Jekyll Island. During a scouting expedition to St. Augustine in 1736, Georgia founder James Edward Oglethorpe stopped to investigate the island that was identified on Spanish maps as Whale Island. Jekyll Island, as he named it for his friend Sir Joseph Jekyll, is the smallest of Georgia’s coastal islands and is located in Glynn County, just southeast of the city of Brunswick.
In 1886 fifteen men from New York bought the Jekyll Island to use as a winter resort and shooting preserve incorporated as the Jekyll Island Club. This wealthy group built an enormous clubhouse and winter cottage, many of which may be toured or reserved for lodging.
On October 7, 1947, the state of Georgia purchased the entirety of Jekyll Island through a condemnation order for $675,000. The island became the Jekyll Island State Park.
Remains of Major William Horton’s tabby house are located on the north end of the Jekyll Island. He was a member of Oglethorpe’s Regiment and was the first English resident on the island. He succeeded Oglethorpe as commander of the military forces of the Colony of Georgia. Tabby, a blending of shells, sand, lime, and water, was often used in building construction on the coasts of Georgia and Florida.
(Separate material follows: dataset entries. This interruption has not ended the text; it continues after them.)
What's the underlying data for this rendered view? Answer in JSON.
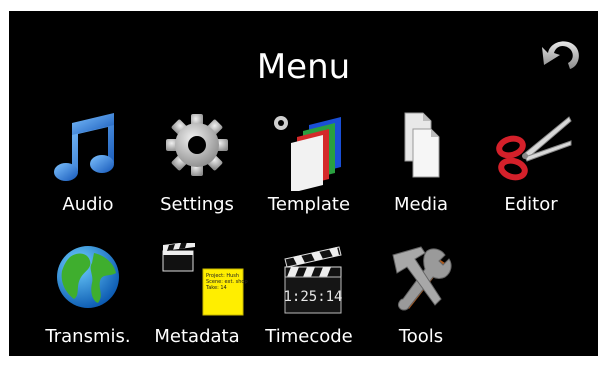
{
  "header": {
    "title": "Menu",
    "back_icon": "undo-arrow-icon"
  },
  "menu": {
    "items": [
      {
        "label": "Audio",
        "icon": "music-note-icon"
      },
      {
        "label": "Settings",
        "icon": "gear-icon"
      },
      {
        "label": "Template",
        "icon": "template-layers-icon"
      },
      {
        "label": "Media",
        "icon": "documents-icon"
      },
      {
        "label": "Editor",
        "icon": "scissors-icon"
      },
      {
        "label": "Transmis.",
        "icon": "globe-icon"
      },
      {
        "label": "Metadata",
        "icon": "clapper-note-icon"
      },
      {
        "label": "Timecode",
        "icon": "clapperboard-timecode-icon"
      },
      {
        "label": "Tools",
        "icon": "hammer-wrench-icon"
      }
    ]
  },
  "metadata_note": {
    "lines": [
      "Project: Hush",
      "Scene: ext. shop",
      "Take: 14"
    ]
  },
  "timecode_display": "1:25:14",
  "colors": {
    "background": "#000000",
    "text": "#ffffff",
    "audio_blue": "#2a7fe0",
    "note_yellow": "#ffee00",
    "scissors_red": "#d4202a"
  }
}
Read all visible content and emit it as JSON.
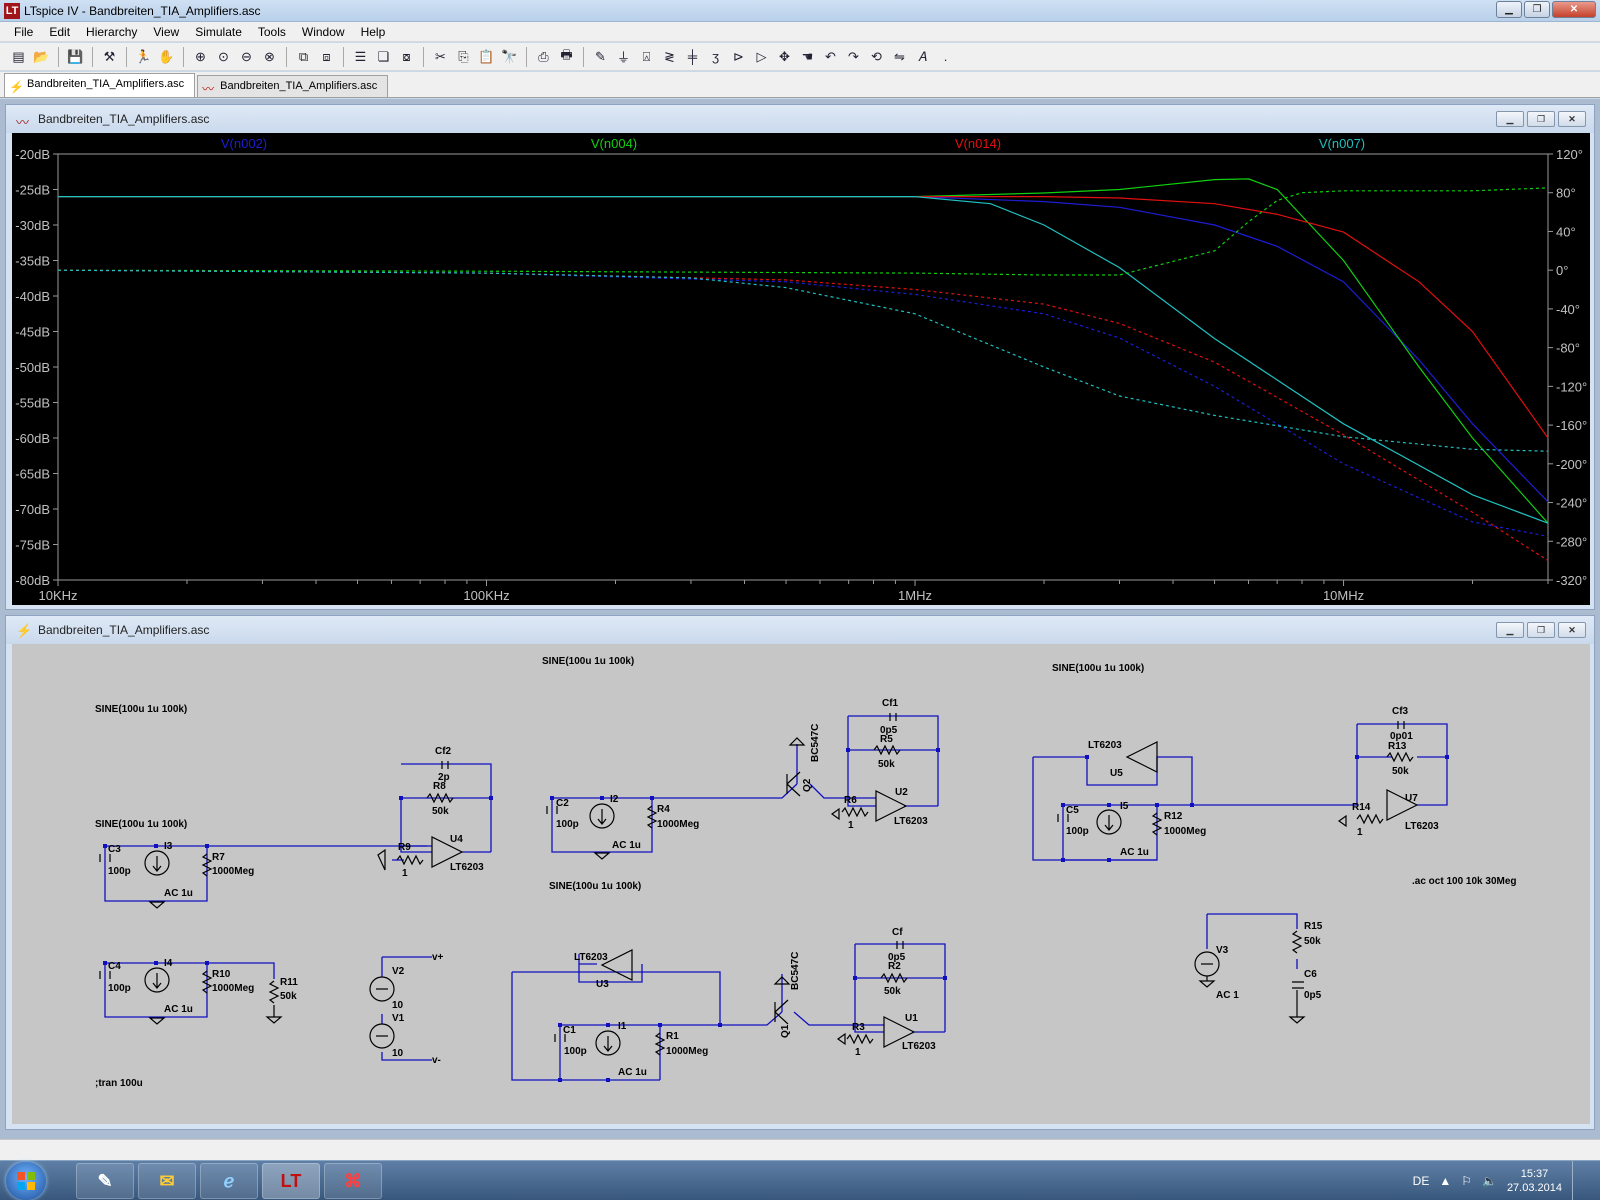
{
  "window": {
    "title": "LTspice IV - Bandbreiten_TIA_Amplifiers.asc",
    "app_icon": "LT",
    "buttons": {
      "minimize": "▁",
      "maximize": "❐",
      "close": "✕"
    }
  },
  "menu": [
    "File",
    "Edit",
    "Hierarchy",
    "View",
    "Simulate",
    "Tools",
    "Window",
    "Help"
  ],
  "tabs": [
    {
      "label": "Bandbreiten_TIA_Amplifiers.asc",
      "icon": "schematic-icon"
    },
    {
      "label": "Bandbreiten_TIA_Amplifiers.asc",
      "icon": "waveform-icon"
    }
  ],
  "plot_window": {
    "title": "Bandbreiten_TIA_Amplifiers.asc",
    "traces": [
      {
        "label": "V(n002)",
        "color": "#1d1dd6"
      },
      {
        "label": "V(n004)",
        "color": "#10d010"
      },
      {
        "label": "V(n014)",
        "color": "#e01010"
      },
      {
        "label": "V(n007)",
        "color": "#20c0c0"
      }
    ],
    "left_ticks": [
      "-20dB",
      "-25dB",
      "-30dB",
      "-35dB",
      "-40dB",
      "-45dB",
      "-50dB",
      "-55dB",
      "-60dB",
      "-65dB",
      "-70dB",
      "-75dB",
      "-80dB"
    ],
    "right_ticks": [
      "120°",
      "80°",
      "40°",
      "0°",
      "-40°",
      "-80°",
      "-120°",
      "-160°",
      "-200°",
      "-240°",
      "-280°",
      "-320°"
    ],
    "x_ticks": [
      "10KHz",
      "100KHz",
      "1MHz",
      "10MHz"
    ]
  },
  "chart_data": {
    "type": "line",
    "x_scale": "log",
    "xlim": [
      10000,
      30000000
    ],
    "ylim_left": [
      -80,
      -20
    ],
    "ylim_right": [
      -320,
      120
    ],
    "grid": false,
    "series": [
      {
        "name": "V(n002)",
        "axis": "magnitude_dB",
        "x": [
          10000,
          100000,
          1000000,
          2000000,
          3000000,
          5000000,
          7000000,
          10000000,
          15000000,
          20000000,
          30000000
        ],
        "values": [
          -26,
          -26,
          -26,
          -26.7,
          -27.5,
          -30,
          -33,
          -38,
          -49,
          -58,
          -69
        ]
      },
      {
        "name": "V(n004)",
        "axis": "magnitude_dB",
        "x": [
          10000,
          100000,
          1000000,
          2000000,
          3000000,
          5000000,
          6000000,
          7000000,
          10000000,
          15000000,
          20000000,
          30000000
        ],
        "values": [
          -26,
          -26,
          -26,
          -25.5,
          -25,
          -23.6,
          -23.5,
          -25,
          -35,
          -50,
          -60,
          -72
        ]
      },
      {
        "name": "V(n014)",
        "axis": "magnitude_dB",
        "x": [
          10000,
          100000,
          1000000,
          2000000,
          3000000,
          5000000,
          7000000,
          10000000,
          15000000,
          20000000,
          30000000
        ],
        "values": [
          -26,
          -26,
          -26,
          -26,
          -26.2,
          -27,
          -28.5,
          -31,
          -38,
          -45,
          -60
        ]
      },
      {
        "name": "V(n007)",
        "axis": "magnitude_dB",
        "x": [
          10000,
          100000,
          1000000,
          1500000,
          2000000,
          3000000,
          5000000,
          10000000,
          20000000,
          30000000
        ],
        "values": [
          -26,
          -26,
          -26,
          -27,
          -30,
          -36,
          -46,
          -58,
          -68,
          -72
        ]
      },
      {
        "name": "V(n002)",
        "axis": "phase_deg",
        "x": [
          10000,
          100000,
          500000,
          1000000,
          2000000,
          3000000,
          5000000,
          10000000,
          20000000,
          30000000
        ],
        "values": [
          0,
          -3,
          -12,
          -25,
          -45,
          -70,
          -120,
          -200,
          -260,
          -275
        ]
      },
      {
        "name": "V(n004)",
        "axis": "phase_deg",
        "x": [
          10000,
          100000,
          1000000,
          2000000,
          3000000,
          5000000,
          6000000,
          7000000,
          8000000,
          10000000,
          20000000,
          30000000
        ],
        "values": [
          0,
          -1,
          -3,
          -5,
          -5,
          20,
          50,
          72,
          80,
          82,
          82,
          85
        ]
      },
      {
        "name": "V(n014)",
        "axis": "phase_deg",
        "x": [
          10000,
          100000,
          500000,
          1000000,
          2000000,
          3000000,
          5000000,
          10000000,
          20000000,
          30000000
        ],
        "values": [
          0,
          -3,
          -10,
          -20,
          -35,
          -55,
          -95,
          -170,
          -250,
          -300
        ]
      },
      {
        "name": "V(n007)",
        "axis": "phase_deg",
        "x": [
          10000,
          100000,
          300000,
          500000,
          1000000,
          2000000,
          3000000,
          5000000,
          10000000,
          20000000,
          30000000
        ],
        "values": [
          0,
          -3,
          -8,
          -18,
          -45,
          -100,
          -130,
          -150,
          -172,
          -185,
          -187
        ]
      }
    ]
  },
  "schematic_window": {
    "title": "Bandbreiten_TIA_Amplifiers.asc",
    "directives": {
      "sine1": "SINE(100u 1u 100k)",
      "sine2": "SINE(100u 1u 100k)",
      "sine3": "SINE(100u 1u 100k)",
      "sine4": "SINE(100u 1u 100k)",
      "sine5": "SINE(100u 1u 100k)",
      "ac": ".ac oct 100 10k 30Meg",
      "tran": ";tran 100u"
    },
    "labels": {
      "cf2": "Cf2",
      "cf2v": "2p",
      "r8": "R8",
      "r8v": "50k",
      "r9": "R9",
      "r9v": "1",
      "u4": "U4",
      "lt_u4": "LT6203",
      "c3": "C3",
      "c3v": "100p",
      "i3": "I3",
      "ac_i3": "AC 1u",
      "r7": "R7",
      "r7v": "1000Meg",
      "c4": "C4",
      "c4v": "100p",
      "i4": "I4",
      "ac_i4": "AC 1u",
      "r10": "R10",
      "r10v": "1000Meg",
      "r11": "R11",
      "r11v": "50k",
      "v2": "V2",
      "v2v": "10",
      "v1": "V1",
      "v1v": "10",
      "vplus": "v+",
      "vminus": "v-",
      "c2": "C2",
      "c2v": "100p",
      "i2": "I2",
      "ac_i2": "AC 1u",
      "r4": "R4",
      "r4v": "1000Meg",
      "q2": "Q2",
      "bc2": "BC547C",
      "cf1": "Cf1",
      "cf1v": "0p5",
      "r5": "R5",
      "r5v": "50k",
      "r6": "R6",
      "r6v": "1",
      "u2": "U2",
      "lt_u2": "LT6203",
      "u3lt": "LT6203",
      "u3": "U3",
      "c1": "C1",
      "c1v": "100p",
      "i1": "I1",
      "ac_i1": "AC 1u",
      "r1": "R1",
      "r1v": "1000Meg",
      "q1": "Q1",
      "bc1": "BC547C",
      "cf": "Cf",
      "cfv": "0p5",
      "r2": "R2",
      "r2v": "50k",
      "r3": "R3",
      "r3v": "1",
      "u1": "U1",
      "lt_u1": "LT6203",
      "u5lt": "LT6203",
      "u5": "U5",
      "c5": "C5",
      "c5v": "100p",
      "i5": "I5",
      "ac_i5": "AC 1u",
      "r12": "R12",
      "r12v": "1000Meg",
      "cf3": "Cf3",
      "cf3v": "0p01",
      "r13": "R13",
      "r13v": "50k",
      "r14": "R14",
      "r14v": "1",
      "u7": "U7",
      "lt_u7": "LT6203",
      "r15": "R15",
      "r15v": "50k",
      "v3": "V3",
      "ac_v3": "AC 1",
      "c6": "C6",
      "c6v": "0p5"
    }
  },
  "taskbar": {
    "apps": [
      "paint-icon",
      "outlook-icon",
      "ie-icon",
      "ltspice-icon",
      "acrobat-icon"
    ],
    "language": "DE",
    "time": "15:37",
    "date": "27.03.2014"
  }
}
Horton’s tabby house is one of the most substantial tabby ruins on the coast of Georgia.